What a wonderful message: one precious piece of past human history helping people of the present to be inspired to fight on.
The Death of Actaeon by one of my fav painters Titian (Tiziano Vecellio) is a wonderful comment on the Greek myth, that has Artemis (Diana to the Romans) chasing the mortal hunter. He unwittingly looked upon her beauty, while she was bathing naked in a stream deep in the forest.
She had him torn to death by her dogs who think he’s a stag as she has transformed him. Painted when Titian was in his 80’s this work was unfinished, according to some, but it is still full of intent, and startling in the dark mood it manages to purvey of how the dastardly deed was done.
Betty Churcher’s Notebooks are ‘heavy’ with intention, the illustrations reproduced gorgeously, and the personal notations and sketches truly delicious. It is an entirely engaging read and every single page is an adventure in the evolution of art, design and style. It is also about being a voyeur, seeking pleasure on the sea of art by trespassing silently into a world where the art of pleasure becomes a serious business.
I especially responded to Betty Churcher’s thoughts on the amazing work of Spanish artist Diego Rodríguez de Silva Y Velázquez and his most mysterious painting, Las Meninas in Madrid. Considered a masterpiece, it continues to raise many questions that will probably never be answered.
Her descriptive passages are truly delightful; one fine example about Rembrandt von Rijn says “In his sagging flesh and ageing skin he can record the many disappointments and idignities that he has been obliged to stomach over the years – but the set of the mouth suggests that he regrets nothing”.
As I suspect she doesn’t either.
In her Notebooks Betty Churcher travelled from shadow to illumination as she completely fleshed out the subject matter of her most admired works brilliantly.
She highlighted their strengths and weaknesses and captured their very essence with her wonderful prose.
Notebooks by Betty (Elizabeth) Ann Churcher, AO (née Cameron) born 11 January 1931 – ). Still available through www.bookoffers.com.au

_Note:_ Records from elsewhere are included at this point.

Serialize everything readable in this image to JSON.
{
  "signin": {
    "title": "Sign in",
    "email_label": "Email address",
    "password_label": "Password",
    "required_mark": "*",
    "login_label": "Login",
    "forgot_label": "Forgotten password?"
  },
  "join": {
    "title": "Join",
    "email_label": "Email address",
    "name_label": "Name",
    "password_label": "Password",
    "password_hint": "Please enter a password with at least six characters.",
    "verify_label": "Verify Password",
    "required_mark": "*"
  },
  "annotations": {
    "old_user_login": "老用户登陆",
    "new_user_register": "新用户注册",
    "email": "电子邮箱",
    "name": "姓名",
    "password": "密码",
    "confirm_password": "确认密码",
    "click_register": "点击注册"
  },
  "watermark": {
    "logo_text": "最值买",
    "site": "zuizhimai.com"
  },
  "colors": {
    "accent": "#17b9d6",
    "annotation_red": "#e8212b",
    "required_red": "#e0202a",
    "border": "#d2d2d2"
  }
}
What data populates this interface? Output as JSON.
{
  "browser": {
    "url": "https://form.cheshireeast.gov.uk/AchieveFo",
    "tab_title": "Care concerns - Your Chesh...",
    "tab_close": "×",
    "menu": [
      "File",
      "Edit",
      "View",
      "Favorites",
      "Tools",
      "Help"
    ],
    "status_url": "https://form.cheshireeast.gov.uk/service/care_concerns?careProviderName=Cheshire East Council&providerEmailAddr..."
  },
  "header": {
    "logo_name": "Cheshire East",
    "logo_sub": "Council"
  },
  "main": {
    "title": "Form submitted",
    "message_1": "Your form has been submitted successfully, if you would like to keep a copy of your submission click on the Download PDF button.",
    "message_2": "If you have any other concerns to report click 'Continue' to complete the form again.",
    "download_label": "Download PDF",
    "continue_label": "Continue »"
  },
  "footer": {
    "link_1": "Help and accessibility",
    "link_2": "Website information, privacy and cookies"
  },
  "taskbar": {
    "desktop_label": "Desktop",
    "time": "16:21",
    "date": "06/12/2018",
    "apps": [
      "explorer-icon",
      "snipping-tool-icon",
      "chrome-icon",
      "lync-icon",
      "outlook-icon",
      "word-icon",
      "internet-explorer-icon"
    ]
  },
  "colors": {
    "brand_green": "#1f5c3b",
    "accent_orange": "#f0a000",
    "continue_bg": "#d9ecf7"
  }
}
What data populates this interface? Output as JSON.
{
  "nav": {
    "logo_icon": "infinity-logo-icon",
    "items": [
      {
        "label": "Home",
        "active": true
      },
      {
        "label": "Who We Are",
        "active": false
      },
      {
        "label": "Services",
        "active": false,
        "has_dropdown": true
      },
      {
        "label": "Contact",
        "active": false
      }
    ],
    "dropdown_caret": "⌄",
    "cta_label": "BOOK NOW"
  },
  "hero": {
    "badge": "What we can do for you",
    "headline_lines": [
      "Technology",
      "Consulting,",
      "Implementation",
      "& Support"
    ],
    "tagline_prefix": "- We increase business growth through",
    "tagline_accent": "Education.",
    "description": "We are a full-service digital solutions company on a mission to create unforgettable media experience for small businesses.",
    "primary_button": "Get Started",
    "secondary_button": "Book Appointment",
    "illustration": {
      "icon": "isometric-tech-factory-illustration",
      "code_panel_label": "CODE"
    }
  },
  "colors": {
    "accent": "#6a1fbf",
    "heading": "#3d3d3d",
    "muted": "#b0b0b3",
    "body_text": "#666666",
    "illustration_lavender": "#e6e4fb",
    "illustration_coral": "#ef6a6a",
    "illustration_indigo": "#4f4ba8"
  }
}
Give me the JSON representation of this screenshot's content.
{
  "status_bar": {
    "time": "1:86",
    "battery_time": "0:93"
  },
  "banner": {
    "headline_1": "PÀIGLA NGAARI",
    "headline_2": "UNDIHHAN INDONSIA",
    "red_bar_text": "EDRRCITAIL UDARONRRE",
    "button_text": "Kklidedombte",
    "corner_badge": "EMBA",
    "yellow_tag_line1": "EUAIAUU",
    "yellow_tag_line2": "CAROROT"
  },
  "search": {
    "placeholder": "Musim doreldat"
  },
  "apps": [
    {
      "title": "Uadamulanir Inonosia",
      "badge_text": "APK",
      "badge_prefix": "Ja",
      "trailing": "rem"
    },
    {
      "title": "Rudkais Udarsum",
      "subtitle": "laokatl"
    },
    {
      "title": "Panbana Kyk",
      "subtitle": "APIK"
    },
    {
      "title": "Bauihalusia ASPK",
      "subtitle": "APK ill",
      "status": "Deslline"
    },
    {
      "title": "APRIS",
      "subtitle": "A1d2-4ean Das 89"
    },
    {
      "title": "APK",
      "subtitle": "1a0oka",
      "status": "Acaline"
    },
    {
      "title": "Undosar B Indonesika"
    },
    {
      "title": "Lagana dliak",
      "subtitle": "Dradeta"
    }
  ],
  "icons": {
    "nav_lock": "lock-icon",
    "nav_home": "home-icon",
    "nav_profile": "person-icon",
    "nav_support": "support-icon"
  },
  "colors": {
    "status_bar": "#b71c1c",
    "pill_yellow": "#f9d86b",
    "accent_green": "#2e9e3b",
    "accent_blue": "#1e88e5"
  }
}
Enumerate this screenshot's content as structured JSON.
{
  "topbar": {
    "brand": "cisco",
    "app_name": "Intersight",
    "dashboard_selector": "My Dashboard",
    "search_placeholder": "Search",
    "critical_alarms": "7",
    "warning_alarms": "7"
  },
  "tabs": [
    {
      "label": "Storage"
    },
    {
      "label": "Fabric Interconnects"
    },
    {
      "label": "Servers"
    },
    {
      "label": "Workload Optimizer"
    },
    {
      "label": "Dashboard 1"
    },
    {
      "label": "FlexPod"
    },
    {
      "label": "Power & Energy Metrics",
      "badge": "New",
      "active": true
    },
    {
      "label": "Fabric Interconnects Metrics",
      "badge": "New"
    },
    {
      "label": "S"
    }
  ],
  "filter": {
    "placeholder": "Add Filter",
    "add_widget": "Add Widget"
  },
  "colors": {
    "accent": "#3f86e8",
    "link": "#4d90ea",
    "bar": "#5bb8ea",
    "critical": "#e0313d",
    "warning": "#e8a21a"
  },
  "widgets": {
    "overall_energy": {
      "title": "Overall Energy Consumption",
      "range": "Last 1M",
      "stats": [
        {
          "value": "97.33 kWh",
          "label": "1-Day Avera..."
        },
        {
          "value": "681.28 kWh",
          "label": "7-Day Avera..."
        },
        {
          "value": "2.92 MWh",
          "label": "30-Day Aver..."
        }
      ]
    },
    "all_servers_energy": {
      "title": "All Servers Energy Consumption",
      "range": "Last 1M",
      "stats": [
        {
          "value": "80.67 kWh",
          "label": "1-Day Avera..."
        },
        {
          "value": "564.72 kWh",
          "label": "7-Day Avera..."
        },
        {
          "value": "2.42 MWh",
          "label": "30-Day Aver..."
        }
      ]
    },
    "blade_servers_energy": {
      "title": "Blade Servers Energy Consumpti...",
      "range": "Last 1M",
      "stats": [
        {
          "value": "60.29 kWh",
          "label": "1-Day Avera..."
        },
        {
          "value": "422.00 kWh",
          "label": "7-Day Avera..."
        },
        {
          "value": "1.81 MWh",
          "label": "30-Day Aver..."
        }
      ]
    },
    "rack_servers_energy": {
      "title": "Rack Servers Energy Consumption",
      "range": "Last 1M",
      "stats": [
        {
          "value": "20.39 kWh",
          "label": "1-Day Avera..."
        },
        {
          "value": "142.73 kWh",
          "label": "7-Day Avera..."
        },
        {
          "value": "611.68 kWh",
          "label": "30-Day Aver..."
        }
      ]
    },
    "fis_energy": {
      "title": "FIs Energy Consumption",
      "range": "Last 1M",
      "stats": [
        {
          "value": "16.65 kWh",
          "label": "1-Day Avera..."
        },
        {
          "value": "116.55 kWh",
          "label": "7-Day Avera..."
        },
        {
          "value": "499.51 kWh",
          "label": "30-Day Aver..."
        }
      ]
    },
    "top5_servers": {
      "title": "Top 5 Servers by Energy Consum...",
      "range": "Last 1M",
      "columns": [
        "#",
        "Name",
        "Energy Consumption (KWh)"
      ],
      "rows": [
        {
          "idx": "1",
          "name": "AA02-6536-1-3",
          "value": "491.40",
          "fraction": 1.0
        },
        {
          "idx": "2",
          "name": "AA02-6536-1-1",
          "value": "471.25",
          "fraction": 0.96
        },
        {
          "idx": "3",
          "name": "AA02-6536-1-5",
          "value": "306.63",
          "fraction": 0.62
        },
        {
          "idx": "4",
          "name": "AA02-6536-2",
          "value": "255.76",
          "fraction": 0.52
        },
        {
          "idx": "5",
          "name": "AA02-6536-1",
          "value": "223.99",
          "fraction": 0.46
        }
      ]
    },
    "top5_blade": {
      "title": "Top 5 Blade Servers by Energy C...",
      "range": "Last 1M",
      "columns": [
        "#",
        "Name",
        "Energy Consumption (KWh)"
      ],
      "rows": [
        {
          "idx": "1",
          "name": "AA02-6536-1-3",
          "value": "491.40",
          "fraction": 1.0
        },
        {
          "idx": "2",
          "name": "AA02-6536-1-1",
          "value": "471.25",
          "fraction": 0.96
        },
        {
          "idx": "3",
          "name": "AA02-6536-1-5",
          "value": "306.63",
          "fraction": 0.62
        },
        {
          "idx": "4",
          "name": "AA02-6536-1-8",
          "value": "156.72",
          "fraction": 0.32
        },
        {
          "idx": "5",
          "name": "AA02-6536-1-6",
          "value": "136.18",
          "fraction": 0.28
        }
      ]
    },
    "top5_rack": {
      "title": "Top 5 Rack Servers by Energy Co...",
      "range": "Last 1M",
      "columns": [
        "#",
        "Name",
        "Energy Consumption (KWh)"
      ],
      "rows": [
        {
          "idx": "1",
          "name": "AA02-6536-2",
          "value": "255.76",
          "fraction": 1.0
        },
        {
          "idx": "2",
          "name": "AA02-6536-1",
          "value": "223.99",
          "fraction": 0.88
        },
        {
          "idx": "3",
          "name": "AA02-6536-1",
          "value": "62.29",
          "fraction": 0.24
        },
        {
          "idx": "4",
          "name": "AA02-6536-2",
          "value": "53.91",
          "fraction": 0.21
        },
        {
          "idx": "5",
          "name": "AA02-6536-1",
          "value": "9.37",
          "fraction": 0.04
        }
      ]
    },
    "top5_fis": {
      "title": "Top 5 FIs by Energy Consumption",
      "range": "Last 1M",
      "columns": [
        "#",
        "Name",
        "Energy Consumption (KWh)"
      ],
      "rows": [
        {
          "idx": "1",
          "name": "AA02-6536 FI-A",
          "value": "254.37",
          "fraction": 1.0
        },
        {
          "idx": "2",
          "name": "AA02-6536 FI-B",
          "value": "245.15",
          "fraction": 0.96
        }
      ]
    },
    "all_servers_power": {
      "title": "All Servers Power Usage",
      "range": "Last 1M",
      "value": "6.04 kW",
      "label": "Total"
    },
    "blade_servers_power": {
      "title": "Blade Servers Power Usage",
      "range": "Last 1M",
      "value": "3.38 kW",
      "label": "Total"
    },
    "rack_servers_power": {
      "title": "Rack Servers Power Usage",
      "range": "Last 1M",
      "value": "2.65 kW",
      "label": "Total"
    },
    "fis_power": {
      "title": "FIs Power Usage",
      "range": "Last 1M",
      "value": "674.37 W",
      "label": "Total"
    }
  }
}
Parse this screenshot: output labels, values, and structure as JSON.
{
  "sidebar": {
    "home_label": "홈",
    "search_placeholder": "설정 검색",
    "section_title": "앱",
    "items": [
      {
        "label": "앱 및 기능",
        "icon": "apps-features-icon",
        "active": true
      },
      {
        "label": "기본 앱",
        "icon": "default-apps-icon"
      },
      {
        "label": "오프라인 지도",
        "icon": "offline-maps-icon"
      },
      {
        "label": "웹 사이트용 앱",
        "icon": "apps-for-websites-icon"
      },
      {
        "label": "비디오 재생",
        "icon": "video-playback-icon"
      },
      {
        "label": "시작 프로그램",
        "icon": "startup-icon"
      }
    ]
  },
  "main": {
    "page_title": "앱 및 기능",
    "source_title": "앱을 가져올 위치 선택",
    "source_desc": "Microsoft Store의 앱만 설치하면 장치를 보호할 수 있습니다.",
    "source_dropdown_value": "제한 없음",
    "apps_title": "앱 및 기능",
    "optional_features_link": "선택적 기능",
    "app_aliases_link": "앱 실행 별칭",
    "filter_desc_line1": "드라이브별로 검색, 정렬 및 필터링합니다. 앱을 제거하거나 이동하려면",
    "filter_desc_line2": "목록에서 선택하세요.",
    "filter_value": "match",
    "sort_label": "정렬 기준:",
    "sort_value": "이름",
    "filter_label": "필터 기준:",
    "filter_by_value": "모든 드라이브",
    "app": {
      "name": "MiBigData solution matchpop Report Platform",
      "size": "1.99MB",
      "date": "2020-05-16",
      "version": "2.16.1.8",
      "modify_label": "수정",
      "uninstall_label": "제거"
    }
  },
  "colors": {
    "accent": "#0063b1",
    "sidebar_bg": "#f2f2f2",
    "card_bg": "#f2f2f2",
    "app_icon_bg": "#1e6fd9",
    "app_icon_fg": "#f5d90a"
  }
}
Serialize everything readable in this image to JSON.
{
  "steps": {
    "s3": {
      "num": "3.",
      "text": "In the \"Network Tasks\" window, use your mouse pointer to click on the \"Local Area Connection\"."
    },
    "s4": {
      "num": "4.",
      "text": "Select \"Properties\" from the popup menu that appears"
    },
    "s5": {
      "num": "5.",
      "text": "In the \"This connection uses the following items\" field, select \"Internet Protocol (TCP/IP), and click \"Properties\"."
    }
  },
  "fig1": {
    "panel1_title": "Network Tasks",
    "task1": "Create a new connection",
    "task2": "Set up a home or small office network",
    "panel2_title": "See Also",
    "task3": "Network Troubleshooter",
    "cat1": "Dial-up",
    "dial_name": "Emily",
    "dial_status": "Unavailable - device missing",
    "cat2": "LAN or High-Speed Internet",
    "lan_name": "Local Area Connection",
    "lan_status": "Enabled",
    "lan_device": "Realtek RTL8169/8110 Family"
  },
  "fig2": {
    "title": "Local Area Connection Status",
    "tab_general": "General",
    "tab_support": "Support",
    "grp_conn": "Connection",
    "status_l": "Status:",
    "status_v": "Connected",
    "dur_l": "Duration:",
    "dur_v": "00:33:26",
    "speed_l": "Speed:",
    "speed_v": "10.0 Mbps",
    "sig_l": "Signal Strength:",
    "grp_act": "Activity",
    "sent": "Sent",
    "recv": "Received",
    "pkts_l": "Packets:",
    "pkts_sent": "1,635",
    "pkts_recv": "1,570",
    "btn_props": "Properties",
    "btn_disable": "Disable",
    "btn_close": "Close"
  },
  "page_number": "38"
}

NB: Betty Churcher dedicated Notebooks to her grandchildren, who are sure to gain an appreciation for art, and to learn what art is, from their grandmother.